What was our biggest fear about taking our RV across the border for the Escapees Baja Mexico Hangout in San Felipe in February?
Welp, as two people who quite happily roll by the seats of our pants, often departing for the day’s drive rather giddy with the notion that we have no idea where we’ll be sleeping that night, it was the massive level of planning required.
Dios mío, the paperwork! Some was new, and some we just had to ensure was accurate and up-to-date, but the list was impressive: passports, Mexican tourism cards, Mexican liability insurance, driver’s licenses, registration, and US insurance.
Our group members also had to figure out what to do about weapons, alcohol, and other items that are prohibited/restricted in Mexico; about drinking water; about pets; about cell service, fuel, and groceries. As with any type of foreign travel, the more you prepare, the fewer unpleasant surprises you may have to deal with in a country whose customs and language are not your own.
Luckily, our Escapees Hangouts directors rose to the occasion as they have for prior gatherings, and made sure — via social media, email, an event web page, and even a live webinar Q&A — that very little was left to chance.
I won’t fill this post with all the decisions we made and actions we took for every little aspect of the trip. It’ll take forfreakineverrr, and I’d rather get to the good part: the pictures.

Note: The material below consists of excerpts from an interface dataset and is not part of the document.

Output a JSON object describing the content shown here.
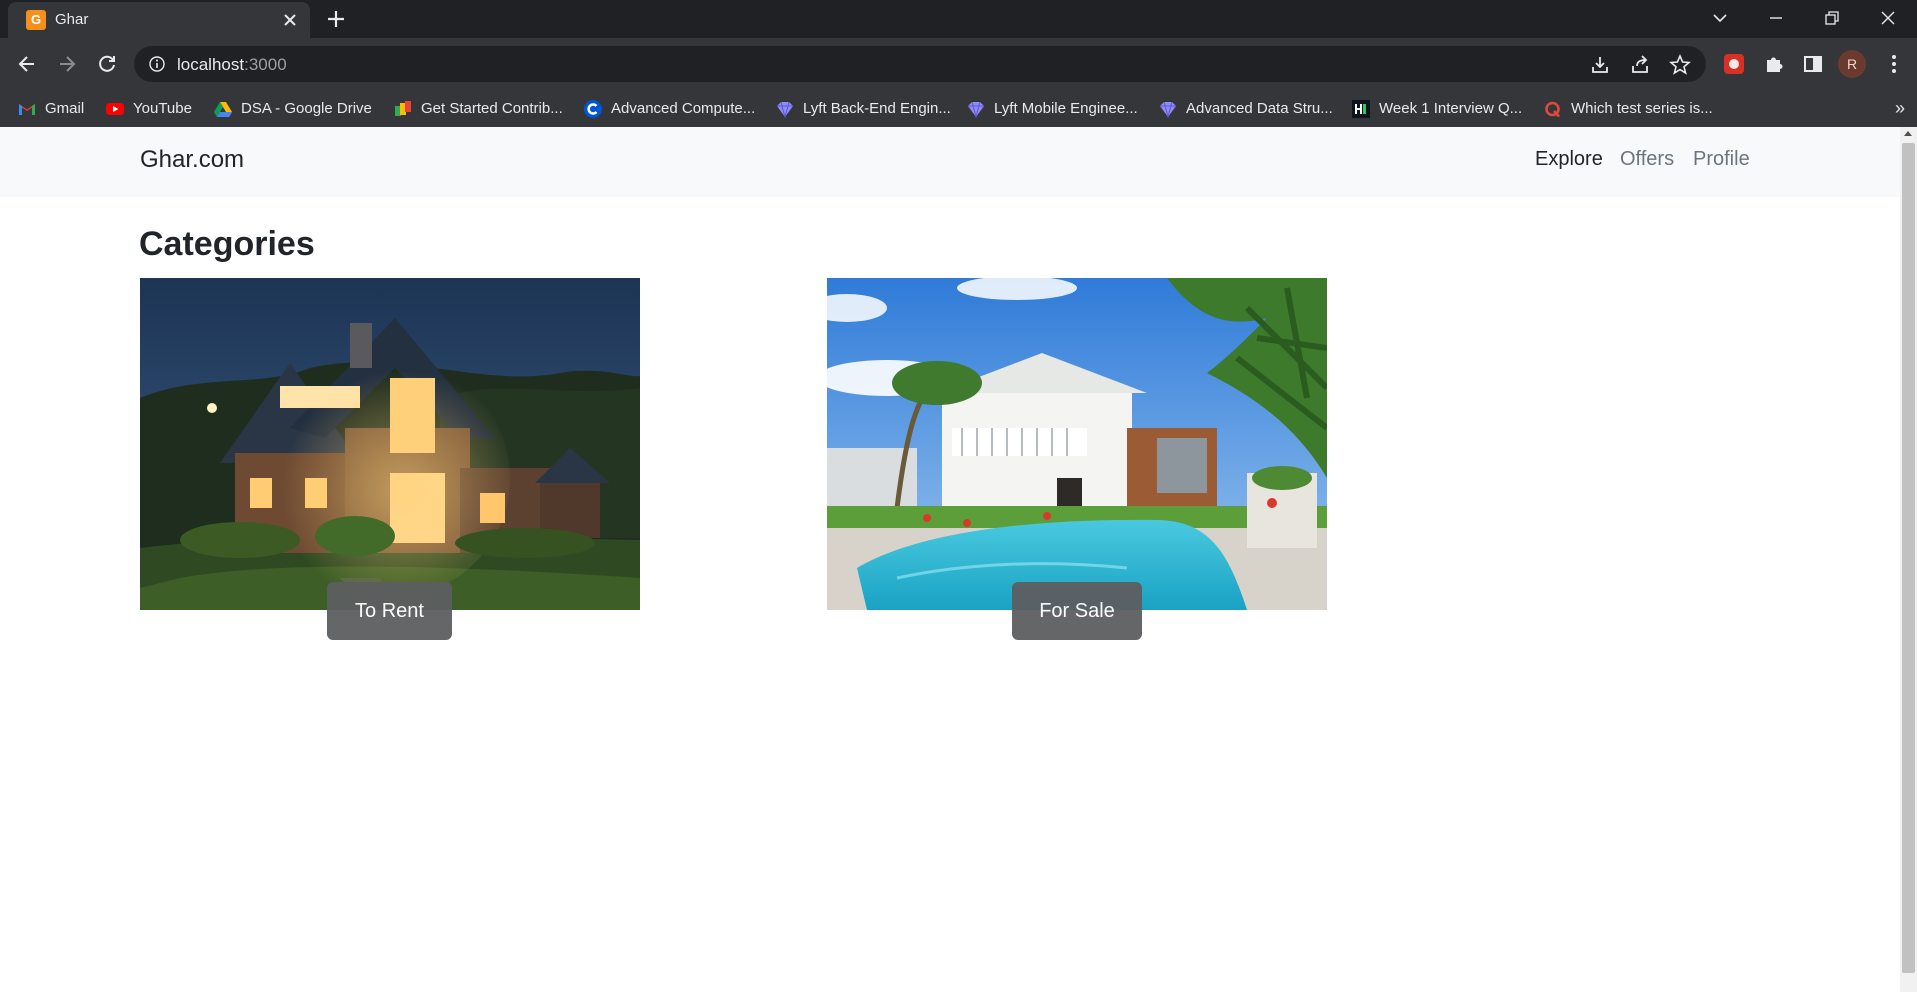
{
  "browser": {
    "tab_title": "Ghar",
    "tab_favicon_letter": "G",
    "url_host": "localhost",
    "url_port": ":3000",
    "avatar_letter": "R"
  },
  "bookmarks": [
    {
      "label": "Gmail",
      "icon": "gmail-icon"
    },
    {
      "label": "YouTube",
      "icon": "youtube-icon"
    },
    {
      "label": "DSA - Google Drive",
      "icon": "google-drive-icon"
    },
    {
      "label": "Get Started Contrib...",
      "icon": "contrib-icon"
    },
    {
      "label": "Advanced Compute...",
      "icon": "coursera-icon"
    },
    {
      "label": "Lyft Back-End Engin...",
      "icon": "forage-icon"
    },
    {
      "label": "Lyft Mobile Enginee...",
      "icon": "forage-icon"
    },
    {
      "label": "Advanced Data Stru...",
      "icon": "forage-icon"
    },
    {
      "label": "Week 1 Interview Q...",
      "icon": "hackerrank-icon"
    },
    {
      "label": "Which test series is...",
      "icon": "quora-icon"
    }
  ],
  "navbar": {
    "brand": "Ghar.com",
    "links": [
      {
        "label": "Explore",
        "active": true
      },
      {
        "label": "Offers",
        "active": false
      },
      {
        "label": "Profile",
        "active": false
      }
    ]
  },
  "page": {
    "heading": "Categories",
    "categories": [
      {
        "label": "To Rent",
        "image": "house-at-dusk-photo"
      },
      {
        "label": "For Sale",
        "image": "house-with-pool-photo"
      }
    ]
  },
  "colors": {
    "chrome_dark": "#202124",
    "chrome_toolbar": "#35363a",
    "navbar_bg": "#f8f9fa",
    "text_dark": "#212529",
    "text_muted": "#6c757d",
    "category_button": "#5c5e60"
  }
}
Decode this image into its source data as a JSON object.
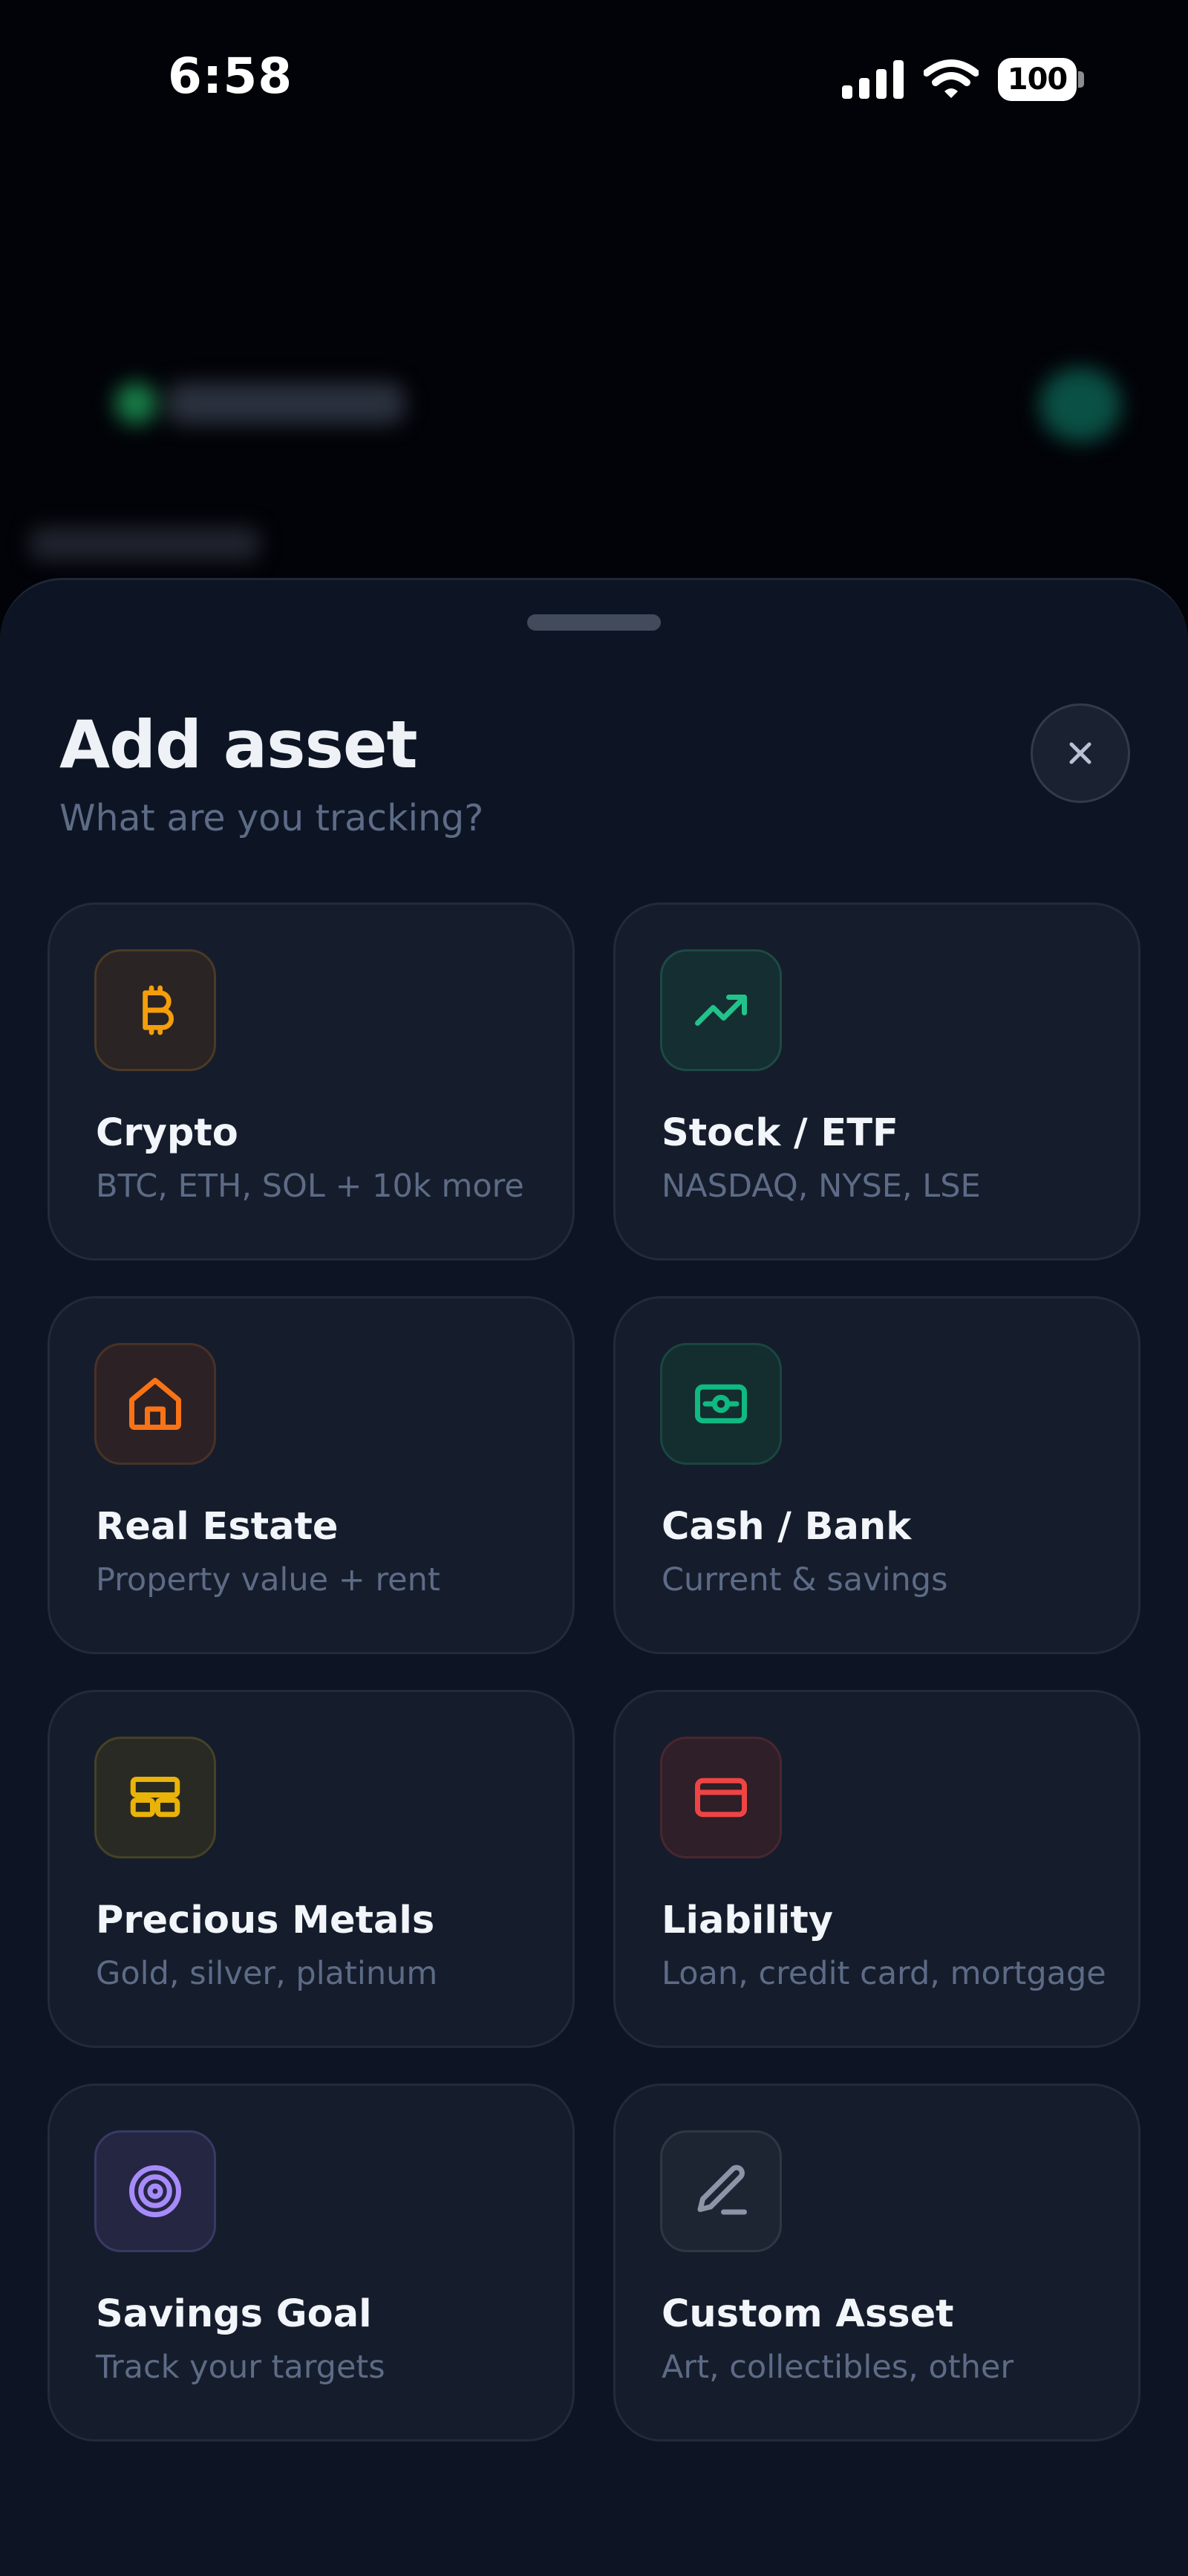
{
  "status_bar": {
    "time": "6:58",
    "battery": "100"
  },
  "sheet": {
    "title": "Add asset",
    "subtitle": "What are you tracking?",
    "close_label": "✕"
  },
  "colors": {
    "background": "#0d1524",
    "card": "#151d2c",
    "crypto": "#f59e0b",
    "stock": "#22c38a",
    "real_estate": "#f97316",
    "cash": "#10b981",
    "metals": "#eab308",
    "liability": "#ef4444",
    "savings": "#a78bfa",
    "custom": "#8b95a7"
  },
  "asset_types": [
    {
      "title": "Crypto",
      "desc": "BTC, ETH, SOL + 10k more",
      "icon": "bitcoin-icon"
    },
    {
      "title": "Stock / ETF",
      "desc": "NASDAQ, NYSE, LSE",
      "icon": "trending-up-icon"
    },
    {
      "title": "Real Estate",
      "desc": "Property value + rent",
      "icon": "house-icon"
    },
    {
      "title": "Cash / Bank",
      "desc": "Current & savings",
      "icon": "banknote-icon"
    },
    {
      "title": "Precious Metals",
      "desc": "Gold, silver, platinum",
      "icon": "gold-bars-icon"
    },
    {
      "title": "Liability",
      "desc": "Loan, credit card, mortgage",
      "icon": "credit-card-icon"
    },
    {
      "title": "Savings Goal",
      "desc": "Track your targets",
      "icon": "target-icon"
    },
    {
      "title": "Custom Asset",
      "desc": "Art, collectibles, other",
      "icon": "pencil-icon"
    }
  ]
}
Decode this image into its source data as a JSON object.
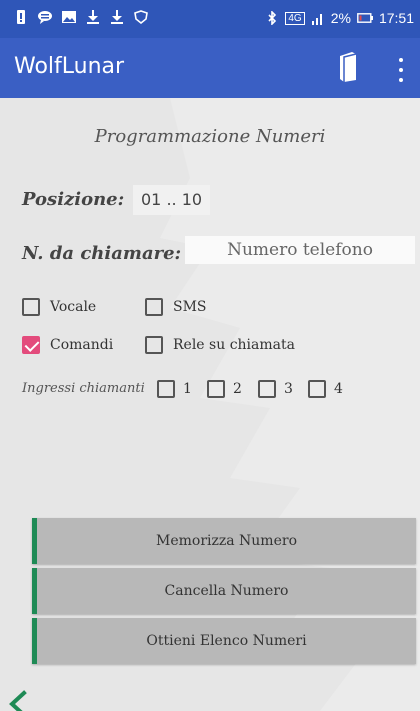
{
  "status_bar": {
    "left_icons": [
      "alert-icon",
      "message-icon",
      "image-icon",
      "download-icon",
      "download-icon",
      "shield-icon"
    ],
    "bluetooth": "bluetooth-icon",
    "network": "4G",
    "battery": "2%",
    "time": "17:51"
  },
  "app_bar": {
    "title": "WolfLunar",
    "book_icon": "book-icon",
    "menu_icon": "overflow-menu-icon"
  },
  "form": {
    "heading": "Programmazione Numeri",
    "position_label": "Posizione:",
    "position_value": "01 .. 10",
    "number_label": "N. da chiamare:",
    "number_placeholder": "Numero telefono",
    "number_value": ""
  },
  "checkboxes": {
    "vocale": {
      "label": "Vocale",
      "checked": false
    },
    "sms": {
      "label": "SMS",
      "checked": false
    },
    "comandi": {
      "label": "Comandi",
      "checked": true
    },
    "rele": {
      "label": "Rele su chiamata",
      "checked": false
    }
  },
  "ingressi": {
    "label": "Ingressi chiamanti",
    "items": [
      {
        "label": "1",
        "checked": false
      },
      {
        "label": "2",
        "checked": false
      },
      {
        "label": "3",
        "checked": false
      },
      {
        "label": "4",
        "checked": false
      }
    ]
  },
  "buttons": {
    "memorize": "Memorizza Numero",
    "delete": "Cancella Numero",
    "list": "Ottieni Elenco Numeri"
  },
  "colors": {
    "status_bar": "#2f56b8",
    "app_bar": "#3a5fc4",
    "checked": "#e34b7c",
    "button_accent": "#1e8a55",
    "back_arrow": "#1e8a55"
  }
}
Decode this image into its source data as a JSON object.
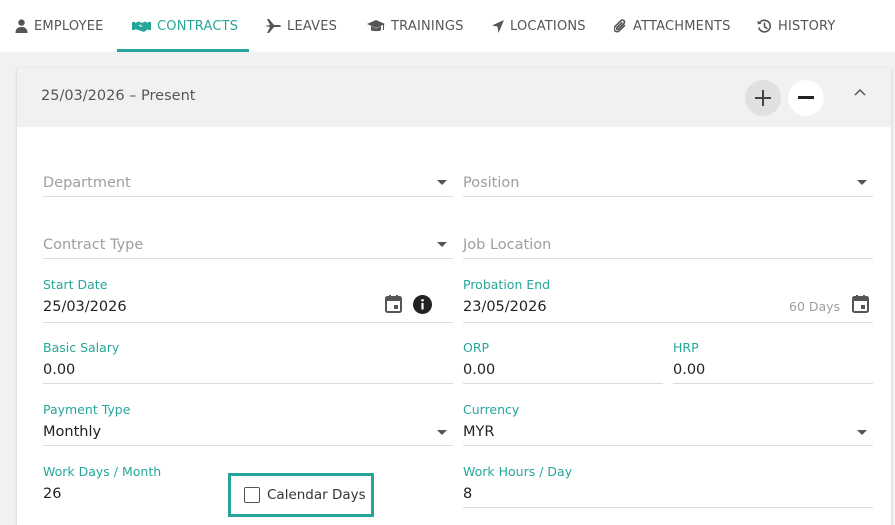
{
  "tabs": [
    {
      "label": "EMPLOYEE",
      "icon": "person-icon"
    },
    {
      "label": "CONTRACTS",
      "icon": "handshake-icon",
      "active": true
    },
    {
      "label": "LEAVES",
      "icon": "airplane-icon"
    },
    {
      "label": "TRAININGS",
      "icon": "graduation-cap-icon"
    },
    {
      "label": "LOCATIONS",
      "icon": "location-arrow-icon"
    },
    {
      "label": "ATTACHMENTS",
      "icon": "paperclip-icon"
    },
    {
      "label": "HISTORY",
      "icon": "history-icon"
    }
  ],
  "contract": {
    "period": "25/03/2026 – Present",
    "department": {
      "placeholder": "Department"
    },
    "position": {
      "placeholder": "Position"
    },
    "contract_type": {
      "placeholder": "Contract Type"
    },
    "job_location": {
      "placeholder": "Job Location"
    },
    "start_date": {
      "label": "Start Date",
      "value": "25/03/2026"
    },
    "probation_end": {
      "label": "Probation End",
      "value": "23/05/2026",
      "days": "60 Days"
    },
    "basic_salary": {
      "label": "Basic Salary",
      "value": "0.00"
    },
    "orp": {
      "label": "ORP",
      "value": "0.00"
    },
    "hrp": {
      "label": "HRP",
      "value": "0.00"
    },
    "payment_type": {
      "label": "Payment Type",
      "value": "Monthly"
    },
    "currency": {
      "label": "Currency",
      "value": "MYR"
    },
    "work_days": {
      "label": "Work Days / Month",
      "value": "26"
    },
    "calendar_days": {
      "label": "Calendar Days",
      "checked": false
    },
    "work_hours": {
      "label": "Work Hours / Day",
      "value": "8"
    }
  },
  "colors": {
    "accent": "#26a69a",
    "header_bg": "#f1f1f1"
  }
}
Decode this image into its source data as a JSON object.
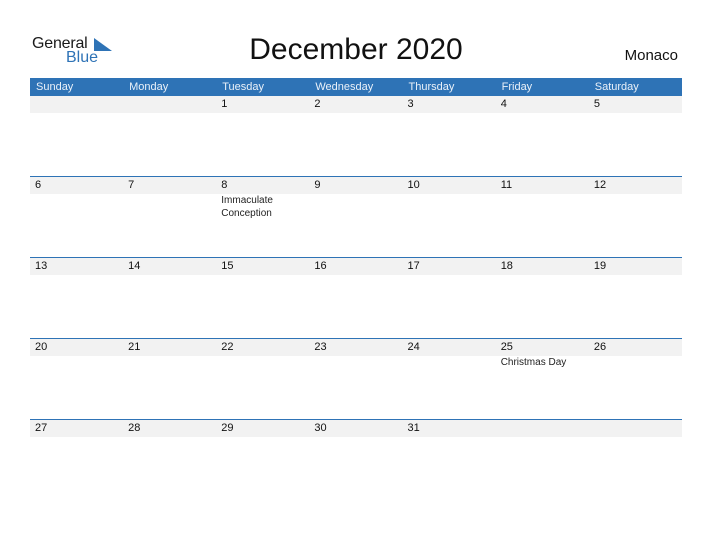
{
  "logo": {
    "line1": "General",
    "line2": "Blue",
    "icon": "triangle-flag-icon"
  },
  "title": "December 2020",
  "country": "Monaco",
  "colors": {
    "accent": "#2e73b6",
    "band": "#f2f2f2"
  },
  "weekdays": [
    "Sunday",
    "Monday",
    "Tuesday",
    "Wednesday",
    "Thursday",
    "Friday",
    "Saturday"
  ],
  "weeks": [
    [
      {
        "day": ""
      },
      {
        "day": ""
      },
      {
        "day": "1"
      },
      {
        "day": "2"
      },
      {
        "day": "3"
      },
      {
        "day": "4"
      },
      {
        "day": "5"
      }
    ],
    [
      {
        "day": "6"
      },
      {
        "day": "7"
      },
      {
        "day": "8",
        "event": "Immaculate Conception"
      },
      {
        "day": "9"
      },
      {
        "day": "10"
      },
      {
        "day": "11"
      },
      {
        "day": "12"
      }
    ],
    [
      {
        "day": "13"
      },
      {
        "day": "14"
      },
      {
        "day": "15"
      },
      {
        "day": "16"
      },
      {
        "day": "17"
      },
      {
        "day": "18"
      },
      {
        "day": "19"
      }
    ],
    [
      {
        "day": "20"
      },
      {
        "day": "21"
      },
      {
        "day": "22"
      },
      {
        "day": "23"
      },
      {
        "day": "24"
      },
      {
        "day": "25",
        "event": "Christmas Day"
      },
      {
        "day": "26"
      }
    ],
    [
      {
        "day": "27"
      },
      {
        "day": "28"
      },
      {
        "day": "29"
      },
      {
        "day": "30"
      },
      {
        "day": "31"
      },
      {
        "day": ""
      },
      {
        "day": ""
      }
    ]
  ]
}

However, if you’re considering an RV trip to Mexico, and you’ve got specific questions, first read the FAQ on our event’s web page, and then feel free to ask how we personally handled that issue by posting a comment below. If I’ve got an answer, I’ll tell ya. If I don’t, I’ll shout, “Hey look at that giant margarita over there!” to distract you, and then we’ll laugh and laugh because I am so hilarious.
And now, the photos. ¡Ándale!
It was easy to love the colors of our little town on the Baja. Check these out:
I know at least a few of you are wondering if there were any “incidents”?
Ugh. Yeahhhhh, unfortunately there were two, and I didn’t want to mention them at all, because they did not detract from our fun, nor have they turned us off from future visits to Mexico.
But not mentioning them feels dishonest. So…
At a Mexican military checkpoint on our way back to the US, two members of our caravan had items stolen from their RVs during the inspection. And a few of the trees we planted were vandalized after we left, but later replaced by the volunteer organization we’d been working with.
We don’t blame Mexican culture for these incidences any more than we blame Boston culture for the time my friends had cash stolen from their hotel room, or San Antonio culture for the time my brother had the contents of his car stolen, or Austin culture for the three times our son has had his bike stolen.
Crimes of opportunity happen everywhere. If you already harbor fears of foreign travel, and assumptions about certain peoples, I know I’ve done nothing to dispel them. But hiding this part of the trip would feel like a crime on my part. So take reasonable precautions when you travel outside our borders, yes? Just like you would on more familiar soil.
We’d go back!